» **What you need to do**
Write the data out again, exactly as given.

--- Material to process Enclosed Below ---

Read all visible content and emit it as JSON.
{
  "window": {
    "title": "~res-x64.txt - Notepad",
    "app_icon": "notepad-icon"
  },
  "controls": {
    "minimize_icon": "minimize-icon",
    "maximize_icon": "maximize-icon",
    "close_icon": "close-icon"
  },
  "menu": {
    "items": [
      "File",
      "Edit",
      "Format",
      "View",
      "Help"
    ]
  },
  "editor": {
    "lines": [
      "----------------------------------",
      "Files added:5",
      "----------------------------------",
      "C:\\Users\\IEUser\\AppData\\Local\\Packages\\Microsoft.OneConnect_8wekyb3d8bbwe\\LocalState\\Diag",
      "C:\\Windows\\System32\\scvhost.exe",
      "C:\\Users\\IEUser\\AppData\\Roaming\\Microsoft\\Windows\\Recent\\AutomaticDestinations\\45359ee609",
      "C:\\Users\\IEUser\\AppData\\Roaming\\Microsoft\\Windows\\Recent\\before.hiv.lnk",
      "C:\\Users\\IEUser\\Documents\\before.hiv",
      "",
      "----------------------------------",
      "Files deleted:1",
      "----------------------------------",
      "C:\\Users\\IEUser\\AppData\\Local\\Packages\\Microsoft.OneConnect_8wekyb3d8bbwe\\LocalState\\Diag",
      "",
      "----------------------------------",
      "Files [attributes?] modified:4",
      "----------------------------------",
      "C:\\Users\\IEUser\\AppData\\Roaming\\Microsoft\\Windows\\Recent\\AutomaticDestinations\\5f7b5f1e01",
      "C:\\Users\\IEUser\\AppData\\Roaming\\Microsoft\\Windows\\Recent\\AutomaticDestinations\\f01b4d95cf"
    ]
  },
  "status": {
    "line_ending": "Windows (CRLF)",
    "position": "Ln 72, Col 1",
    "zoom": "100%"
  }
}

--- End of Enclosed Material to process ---

» **Your solution**
Read all visible content and emit it as JSON.
{
  "window": {
    "title": "~res-x64.txt - Notepad",
    "app_icon": "notepad-icon"
  },
  "controls": {
    "minimize_icon": "minimize-icon",
    "maximize_icon": "maximize-icon",
    "close_icon": "close-icon"
  },
  "menu": {
    "items": [
      "File",
      "Edit",
      "Format",
      "View",
      "Help"
    ]
  },
  "editor": {
    "lines": [
      "----------------------------------",
      "Files added:5",
      "----------------------------------",
      "C:\\Users\\IEUser\\AppData\\Local\\Packages\\Microsoft.OneConnect_8wekyb3d8bbwe\\LocalState\\Diag",
      "C:\\Windows\\System32\\scvhost.exe",
      "C:\\Users\\IEUser\\AppData\\Roaming\\Microsoft\\Windows\\Recent\\AutomaticDestinations\\45359ee609",
      "C:\\Users\\IEUser\\AppData\\Roaming\\Microsoft\\Windows\\Recent\\before.hiv.lnk",
      "C:\\Users\\IEUser\\Documents\\before.hiv",
      "",
      "----------------------------------",
      "Files deleted:1",
      "----------------------------------",
      "C:\\Users\\IEUser\\AppData\\Local\\Packages\\Microsoft.OneConnect_8wekyb3d8bbwe\\LocalState\\Diag",
      "",
      "----------------------------------",
      "Files [attributes?] modified:4",
      "----------------------------------",
      "C:\\Users\\IEUser\\AppData\\Roaming\\Microsoft\\Windows\\Recent\\AutomaticDestinations\\5f7b5f1e01",
      "C:\\Users\\IEUser\\AppData\\Roaming\\Microsoft\\Windows\\Recent\\AutomaticDestinations\\f01b4d95cf"
    ]
  },
  "status": {
    "line_ending": "Windows (CRLF)",
    "position": "Ln 72, Col 1",
    "zoom": "100%"
  }
}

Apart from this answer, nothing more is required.